The elements in the new situation include more students, less money, assessment, quality, technology, productivity, student responsibility for learning, lifelong learning, distance learning and a generation that does not learn or gain understanding as we did. I call it the "point and click" generation. They have been nurtured on a diet of television and video games. In some ways, we have exposed our children to television in ways that stifle their imaginations, curiosity and fantasies. Neil Postman said, "our politics, religion, news, athletics, education and commerce have been transformed into congenial adjuncts of show business . . . the result is that we as a people are on the verge of amusing ourselves to death."1 The addition of computers in infant schools and above could exacerbate the problems.

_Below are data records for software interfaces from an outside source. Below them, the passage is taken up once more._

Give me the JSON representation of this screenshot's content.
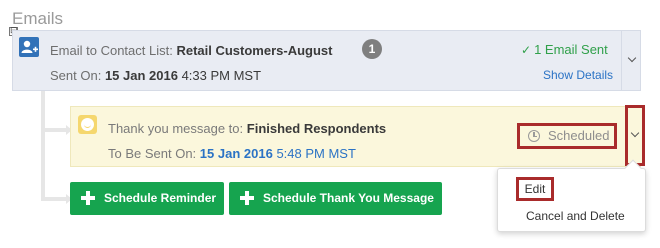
{
  "section": {
    "title": "Emails",
    "collapse_symbol": "⊟"
  },
  "main_card": {
    "icon": "add-contact-icon",
    "email_prefix": "Email to Contact List:",
    "list_name": "Retail Customers-August",
    "count": "1",
    "sent_prefix": "Sent On:",
    "sent_date": "15 Jan 2016",
    "sent_time": "4:33 PM MST",
    "status_check": "✓",
    "status_text": "1 Email Sent",
    "show_details": "Show Details"
  },
  "thanks_card": {
    "icon": "smiley-icon",
    "message_prefix": "Thank you message to:",
    "recipients": "Finished Respondents",
    "to_be_sent_prefix": "To Be Sent On:",
    "send_date": "15 Jan 2016",
    "send_time": "5:48 PM MST",
    "status": "Scheduled"
  },
  "buttons": {
    "reminder": "Schedule Reminder",
    "thank_you": "Schedule Thank You Message"
  },
  "dropdown": {
    "edit": "Edit",
    "cancel_delete": "Cancel and Delete"
  },
  "colors": {
    "accent_blue": "#2b73c5",
    "success_green": "#16a44f",
    "highlight_red": "#a92b2b",
    "scheduled_bg": "#fbf7dc"
  }
}
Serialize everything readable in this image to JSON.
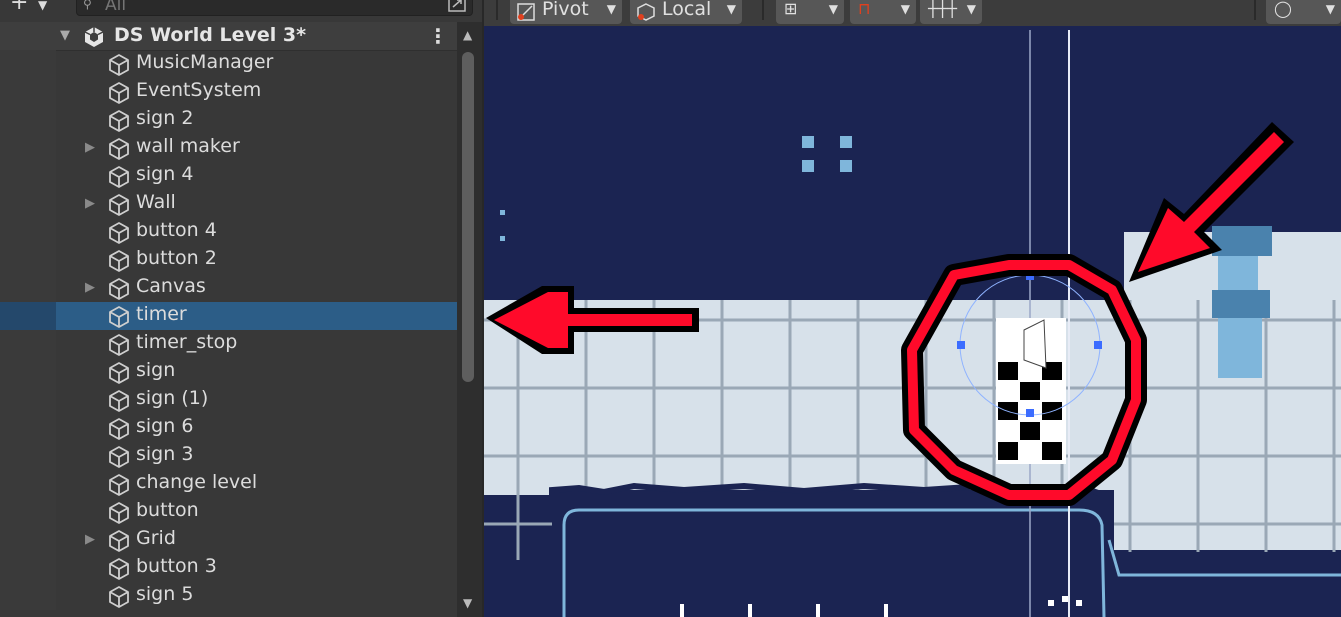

If teachers are to be more productive, that is, teach more students in a given period of time and if students are to take more responsibility for their own learning there will have to be some big changes. For some people, technology is the magic answer. There are people who believe that technology will solve all the problems. Government officials and politicians look at private industry and see that we are producing more goods with fewer people . Processes of reengineering, using computers to control production work well for goods where uniformity is desired. They do not work well for people. The cookie cutter approach does not result in educated people.
Teachers will have to transform themselves into multimedia producers, team leaders, directors and coaches. Faculty accustomed to teaching with lectures, chalk and blackboard are likely to encounter difficulty in meeting new demands. In the process of restructuring, we may lose some excellent teachers whose experience and skills we need.
Research also is changing. It is becoming more interdisciplinary on the one hand and more specialized and fragmented on the other. There are researchers studying smaller and smaller areas while others are branching to other disciplines and combing those disciplines into new areas. These trends are apparent in all fields.